### Task requirements
Give the entries back exactly, dropping each image.

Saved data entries
----------------------------------------

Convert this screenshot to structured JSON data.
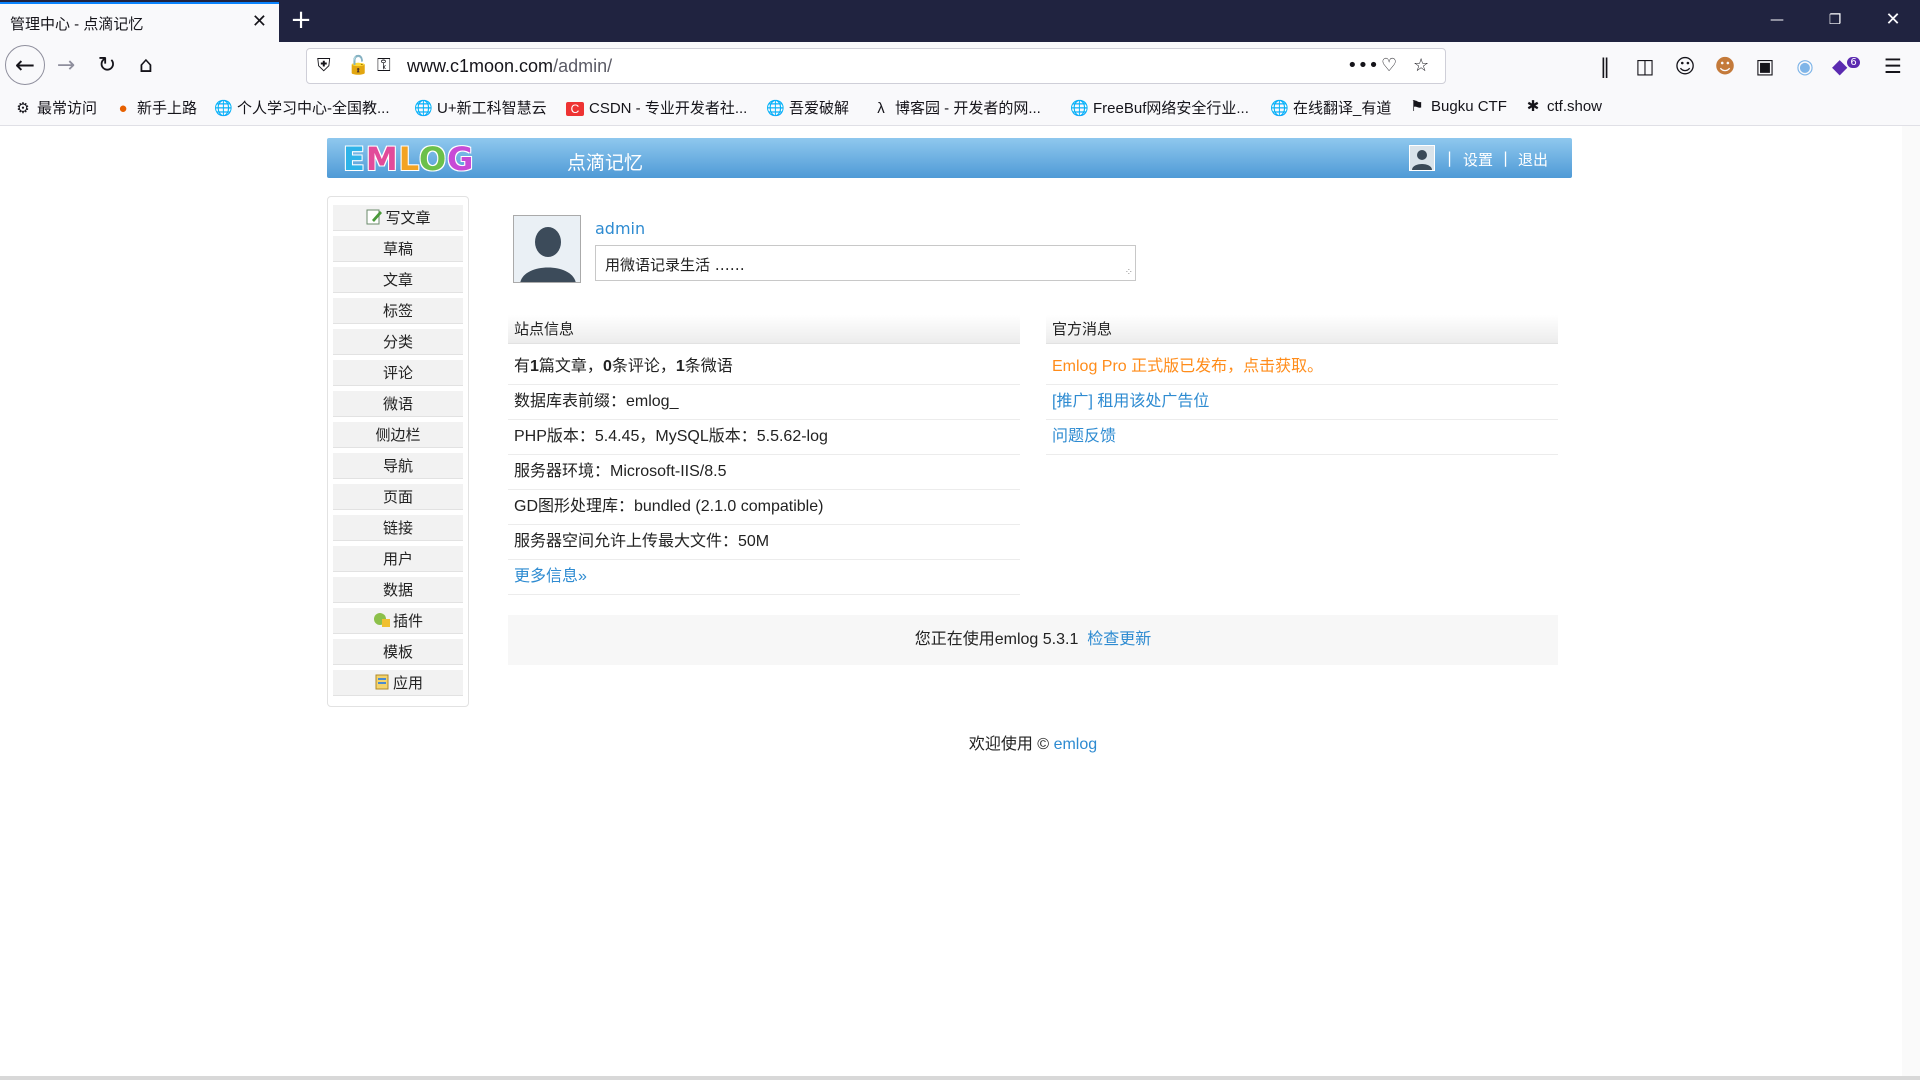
{
  "browser": {
    "tab_title": "管理中心 - 点滴记忆",
    "tab_close": "✕",
    "new_tab": "+",
    "url_domain": "www.c1moon.com",
    "url_path": "/admin/",
    "url_more": "•••",
    "extension_badge": "6",
    "bookmarks": [
      {
        "label": "最常访问",
        "icon": "gear-icon"
      },
      {
        "label": "新手上路",
        "icon": "firefox-icon"
      },
      {
        "label": "个人学习中心-全国教...",
        "icon": "globe-icon"
      },
      {
        "label": "U+新工科智慧云",
        "icon": "globe-icon"
      },
      {
        "label": "CSDN - 专业开发者社...",
        "icon": "csdn-icon"
      },
      {
        "label": "吾爱破解",
        "icon": "globe-icon"
      },
      {
        "label": "博客园 - 开发者的网...",
        "icon": "cnblogs-icon"
      },
      {
        "label": "FreeBuf网络安全行业...",
        "icon": "globe-icon"
      },
      {
        "label": "在线翻译_有道",
        "icon": "globe-icon"
      },
      {
        "label": "Bugku CTF",
        "icon": "flag-icon"
      },
      {
        "label": "ctf.show",
        "icon": "runner-icon"
      }
    ]
  },
  "header": {
    "logo_letters": [
      "E",
      "M",
      "L",
      "O",
      "G"
    ],
    "site_title": "点滴记忆",
    "settings": "设置",
    "logout": "退出",
    "separator": "|"
  },
  "sidebar": {
    "items": [
      {
        "label": "写文章",
        "icon": "pencil-icon"
      },
      {
        "label": "草稿"
      },
      {
        "label": "文章"
      },
      {
        "label": "标签"
      },
      {
        "label": "分类"
      },
      {
        "label": "评论"
      },
      {
        "label": "微语"
      },
      {
        "label": "侧边栏"
      },
      {
        "label": "导航"
      },
      {
        "label": "页面"
      },
      {
        "label": "链接"
      },
      {
        "label": "用户"
      },
      {
        "label": "数据"
      },
      {
        "label": "插件",
        "icon": "plugin-icon"
      },
      {
        "label": "模板"
      },
      {
        "label": "应用",
        "icon": "app-icon"
      }
    ]
  },
  "profile": {
    "username": "admin",
    "twitter_placeholder": "用微语记录生活 ……"
  },
  "site_info": {
    "title": "站点信息",
    "stats": {
      "prefix": "有",
      "posts": "1",
      "posts_unit": "篇文章，",
      "comments": "0",
      "comments_unit": "条评论，",
      "twitters": "1",
      "twitters_unit": "条微语"
    },
    "rows": [
      "数据库表前缀：emlog_",
      "PHP版本：5.4.45，MySQL版本：5.5.62-log",
      "服务器环境：Microsoft-IIS/8.5",
      "GD图形处理库：bundled (2.1.0 compatible)",
      "服务器空间允许上传最大文件：50M"
    ],
    "more": "更多信息»"
  },
  "official_news": {
    "title": "官方消息",
    "items": [
      {
        "label": "Emlog Pro 正式版已发布，点击获取。",
        "color": "#ff8c1a"
      },
      {
        "label": "[推广] 租用该处广告位",
        "color": "#2e8bd1"
      },
      {
        "label": "问题反馈",
        "color": "#2e8bd1"
      }
    ]
  },
  "version": {
    "text": "您正在使用emlog 5.3.1",
    "check_update": "检查更新"
  },
  "footer": {
    "text": "欢迎使用 ©",
    "link": "emlog"
  },
  "colors": {
    "header_gradient_top": "#8fc8ee",
    "header_gradient_bottom": "#4f9ad6",
    "link": "#2e8bd1",
    "accent_orange": "#ff8c1a",
    "tabbar": "#202340"
  }
}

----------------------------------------

### Response to the exercise
Convert this screenshot to structured JSON data.
{
  "browser": {
    "tab_title": "管理中心 - 点滴记忆",
    "tab_close": "✕",
    "new_tab": "+",
    "url_domain": "www.c1moon.com",
    "url_path": "/admin/",
    "url_more": "•••",
    "extension_badge": "6",
    "bookmarks": [
      {
        "label": "最常访问",
        "icon": "gear-icon"
      },
      {
        "label": "新手上路",
        "icon": "firefox-icon"
      },
      {
        "label": "个人学习中心-全国教...",
        "icon": "globe-icon"
      },
      {
        "label": "U+新工科智慧云",
        "icon": "globe-icon"
      },
      {
        "label": "CSDN - 专业开发者社...",
        "icon": "csdn-icon"
      },
      {
        "label": "吾爱破解",
        "icon": "globe-icon"
      },
      {
        "label": "博客园 - 开发者的网...",
        "icon": "cnblogs-icon"
      },
      {
        "label": "FreeBuf网络安全行业...",
        "icon": "globe-icon"
      },
      {
        "label": "在线翻译_有道",
        "icon": "globe-icon"
      },
      {
        "label": "Bugku CTF",
        "icon": "flag-icon"
      },
      {
        "label": "ctf.show",
        "icon": "runner-icon"
      }
    ]
  },
  "header": {
    "logo_letters": [
      "E",
      "M",
      "L",
      "O",
      "G"
    ],
    "site_title": "点滴记忆",
    "settings": "设置",
    "logout": "退出",
    "separator": "|"
  },
  "sidebar": {
    "items": [
      {
        "label": "写文章",
        "icon": "pencil-icon"
      },
      {
        "label": "草稿"
      },
      {
        "label": "文章"
      },
      {
        "label": "标签"
      },
      {
        "label": "分类"
      },
      {
        "label": "评论"
      },
      {
        "label": "微语"
      },
      {
        "label": "侧边栏"
      },
      {
        "label": "导航"
      },
      {
        "label": "页面"
      },
      {
        "label": "链接"
      },
      {
        "label": "用户"
      },
      {
        "label": "数据"
      },
      {
        "label": "插件",
        "icon": "plugin-icon"
      },
      {
        "label": "模板"
      },
      {
        "label": "应用",
        "icon": "app-icon"
      }
    ]
  },
  "profile": {
    "username": "admin",
    "twitter_placeholder": "用微语记录生活 ……"
  },
  "site_info": {
    "title": "站点信息",
    "stats": {
      "prefix": "有",
      "posts": "1",
      "posts_unit": "篇文章，",
      "comments": "0",
      "comments_unit": "条评论，",
      "twitters": "1",
      "twitters_unit": "条微语"
    },
    "rows": [
      "数据库表前缀：emlog_",
      "PHP版本：5.4.45，MySQL版本：5.5.62-log",
      "服务器环境：Microsoft-IIS/8.5",
      "GD图形处理库：bundled (2.1.0 compatible)",
      "服务器空间允许上传最大文件：50M"
    ],
    "more": "更多信息»"
  },
  "official_news": {
    "title": "官方消息",
    "items": [
      {
        "label": "Emlog Pro 正式版已发布，点击获取。",
        "color": "#ff8c1a"
      },
      {
        "label": "[推广] 租用该处广告位",
        "color": "#2e8bd1"
      },
      {
        "label": "问题反馈",
        "color": "#2e8bd1"
      }
    ]
  },
  "version": {
    "text": "您正在使用emlog 5.3.1",
    "check_update": "检查更新"
  },
  "footer": {
    "text": "欢迎使用 ©",
    "link": "emlog"
  },
  "colors": {
    "header_gradient_top": "#8fc8ee",
    "header_gradient_bottom": "#4f9ad6",
    "link": "#2e8bd1",
    "accent_orange": "#ff8c1a",
    "tabbar": "#202340"
  }
}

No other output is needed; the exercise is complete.